### Aim of the task
Copy each line of the records below that has "value" in it.

### Working data

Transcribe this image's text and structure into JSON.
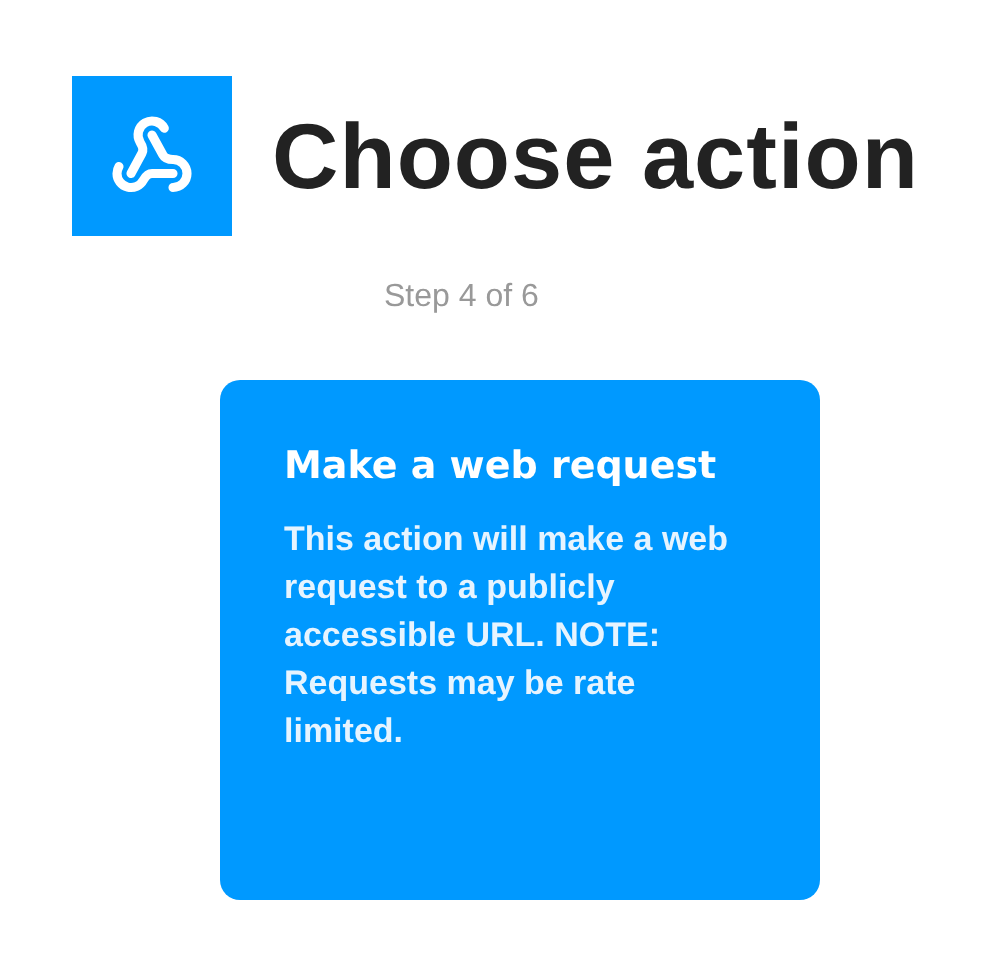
{
  "header": {
    "title": "Choose action",
    "step": "Step 4 of 6"
  },
  "action_card": {
    "title": "Make a web request",
    "description": "This action will make a web request to a publicly accessible URL. NOTE: Requests may be rate limited."
  }
}
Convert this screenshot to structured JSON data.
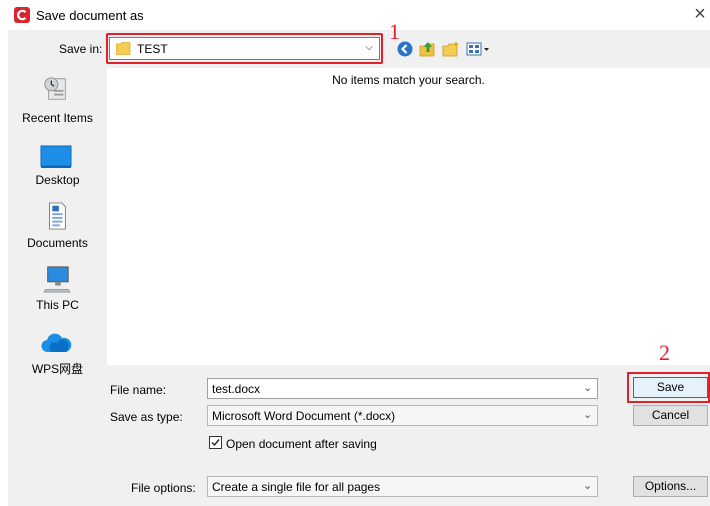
{
  "window": {
    "title": "Save document as",
    "close_glyph": "×"
  },
  "save_in": {
    "label": "Save in:",
    "value": "TEST",
    "annotation": "1"
  },
  "toolbar": {
    "icons": [
      "back-icon",
      "up-folder-icon",
      "new-folder-icon",
      "view-menu-icon"
    ]
  },
  "places": [
    {
      "label": "Recent Items",
      "icon": "recent-items-icon"
    },
    {
      "label": "Desktop",
      "icon": "desktop-icon"
    },
    {
      "label": "Documents",
      "icon": "documents-icon"
    },
    {
      "label": "This PC",
      "icon": "this-pc-icon"
    },
    {
      "label": "WPS网盘",
      "icon": "cloud-icon"
    }
  ],
  "file_list": {
    "empty_message": "No items match your search."
  },
  "file_name": {
    "label": "File name:",
    "value": "test.docx"
  },
  "save_as_type": {
    "label": "Save as type:",
    "value": "Microsoft Word Document (*.docx)"
  },
  "open_after": {
    "label": "Open document after saving",
    "checked": true
  },
  "file_options": {
    "label": "File options:",
    "value": "Create a single file for all pages"
  },
  "buttons": {
    "save": "Save",
    "cancel": "Cancel",
    "options": "Options..."
  },
  "annotation_2": "2",
  "colors": {
    "annotation_red": "#e0202a",
    "dialog_bg": "#f0f0f0",
    "accent": "#0078d7"
  }
}
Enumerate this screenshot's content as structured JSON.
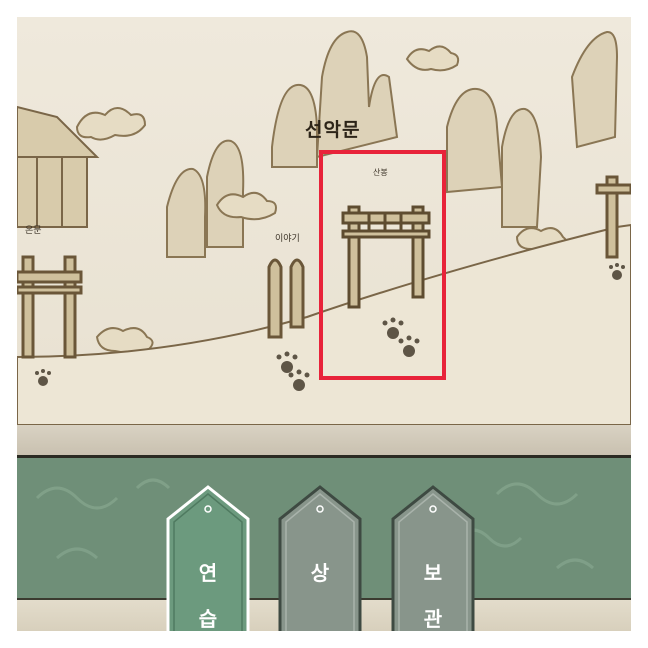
{
  "map": {
    "title": "선악문",
    "labels": {
      "onmun": "온문",
      "iyagi": "이야기",
      "sansung": "산봉"
    }
  },
  "tabs": [
    {
      "chars": [
        "연",
        "습"
      ],
      "color": "#6c9a7e",
      "active": true
    },
    {
      "chars": [
        "상",
        ""
      ],
      "color": "#88958b",
      "active": false
    },
    {
      "chars": [
        "보",
        "관"
      ],
      "color": "#88958b",
      "active": false
    }
  ],
  "colors": {
    "highlight": "#e8233a",
    "panel": "#6f8f78"
  }
}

### Task result
    "value": "TEST",
    "value": "test.docx"
    "value": "Microsoft Word Document (*.docx)"
    "value": "Create a single file for all pages"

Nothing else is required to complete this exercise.